Considered strictly as a fight, it had been small. Thomas lost fewer than two hundred men, Confederate losses were no greater, and nothing very much had been done—except that the Federals knew Bragg was not retreating, Thomas had taken a position from which he could make a real fight whenever necessary, the Federal lines in Chattanooga were less cramped than they had been, and Bragg had been forced to reflect on the insecurity of his own battle line. A correspondent for the Richmond Dispatch, watching this affair from on top of the ridge, wrote that night that "General Grant has made an important move . . . likely to exert an important influence on military operations in this quarter," and predicted that Bragg would be obliged to weaken his force on Lookout Mountain in order to strengthen his right.
The prediction was correct. That night Bragg took one of the two divisions on Lookout Mountain and moved it far around to the upper end of Missionary Ridge, to strengthen the position which seemed to be menaced by Thomas' advance. That night, also, Sherman got three divisions in place north of the Tennessee, just across from the upper end of Missionary Ridge; and as far as anyone at Federal headquarters could see, Bragg could be hit hard on both flanks the next morning.
So much for November 23: a curtain- raiser, setting the stage, setting also the tone, giving the defenders on Missionary Ridge a long look at an army that began to seem irresistible. Next morning came in with a cold drizzle, and from Orchard Knob anyone who looked to the north saw the Tennessee River full of crowded pontoon boats as Sherman's men made their crossing.
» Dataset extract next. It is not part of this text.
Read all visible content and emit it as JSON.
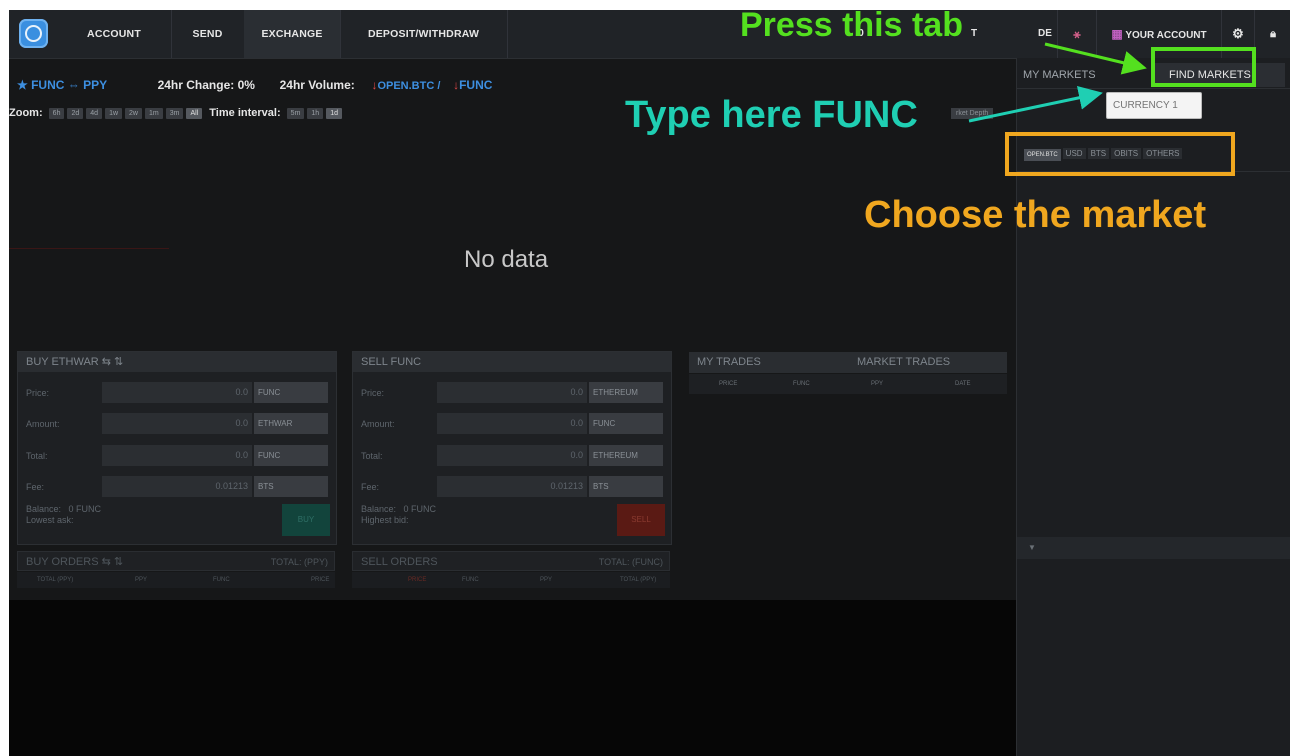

This operation took time, and by noon the people at headquarters were wondering why more of a fight was not developing there; and then, front far to the right, down on the western slope of Lookout Mountain, there came an immense crash of musketry and artillery fire, and no matter what Sherman was doing, Joe Hooker was going into action.